What to work on - Filter on the word "title": copy each matching line from the listing below.

Task inputs -
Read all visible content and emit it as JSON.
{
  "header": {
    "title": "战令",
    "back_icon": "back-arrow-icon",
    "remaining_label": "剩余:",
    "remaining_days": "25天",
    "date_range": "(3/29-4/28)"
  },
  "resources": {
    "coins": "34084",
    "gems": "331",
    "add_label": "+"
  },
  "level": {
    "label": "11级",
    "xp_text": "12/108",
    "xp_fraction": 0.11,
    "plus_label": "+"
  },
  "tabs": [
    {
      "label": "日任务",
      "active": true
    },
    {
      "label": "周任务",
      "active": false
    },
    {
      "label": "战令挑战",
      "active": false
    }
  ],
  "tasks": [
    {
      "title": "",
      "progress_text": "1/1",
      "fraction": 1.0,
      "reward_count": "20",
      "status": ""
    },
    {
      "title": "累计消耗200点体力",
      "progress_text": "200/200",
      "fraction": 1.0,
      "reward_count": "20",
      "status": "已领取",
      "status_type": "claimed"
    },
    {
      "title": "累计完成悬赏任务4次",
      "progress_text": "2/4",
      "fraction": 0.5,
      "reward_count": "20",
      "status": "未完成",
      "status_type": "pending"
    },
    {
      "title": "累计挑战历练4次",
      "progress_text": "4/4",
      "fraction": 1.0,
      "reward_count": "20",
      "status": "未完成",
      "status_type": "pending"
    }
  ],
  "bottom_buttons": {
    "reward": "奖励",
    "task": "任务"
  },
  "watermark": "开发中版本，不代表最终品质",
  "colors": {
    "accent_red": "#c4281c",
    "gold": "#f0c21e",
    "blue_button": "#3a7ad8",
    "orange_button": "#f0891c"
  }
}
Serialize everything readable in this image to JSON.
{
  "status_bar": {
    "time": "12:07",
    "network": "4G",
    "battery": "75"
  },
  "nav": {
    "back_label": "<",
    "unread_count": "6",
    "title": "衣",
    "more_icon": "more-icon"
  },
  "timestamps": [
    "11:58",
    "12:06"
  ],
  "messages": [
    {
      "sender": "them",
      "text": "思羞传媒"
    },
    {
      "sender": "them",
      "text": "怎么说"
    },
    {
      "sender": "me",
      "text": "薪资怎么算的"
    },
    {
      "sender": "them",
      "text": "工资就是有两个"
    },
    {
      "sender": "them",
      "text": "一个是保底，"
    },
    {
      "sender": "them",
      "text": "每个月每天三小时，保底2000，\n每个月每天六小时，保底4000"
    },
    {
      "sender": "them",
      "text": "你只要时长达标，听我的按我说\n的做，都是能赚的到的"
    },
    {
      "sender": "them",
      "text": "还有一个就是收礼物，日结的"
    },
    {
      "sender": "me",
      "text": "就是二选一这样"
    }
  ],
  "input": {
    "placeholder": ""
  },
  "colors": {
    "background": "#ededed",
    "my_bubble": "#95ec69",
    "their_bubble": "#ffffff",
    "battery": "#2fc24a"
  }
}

The answer -
    "title": "战令",
      "title": "",
      "title": "累计消耗200点体力",
      "title": "累计完成悬赏任务4次",
      "title": "累计挑战历练4次",
    "title": "衣",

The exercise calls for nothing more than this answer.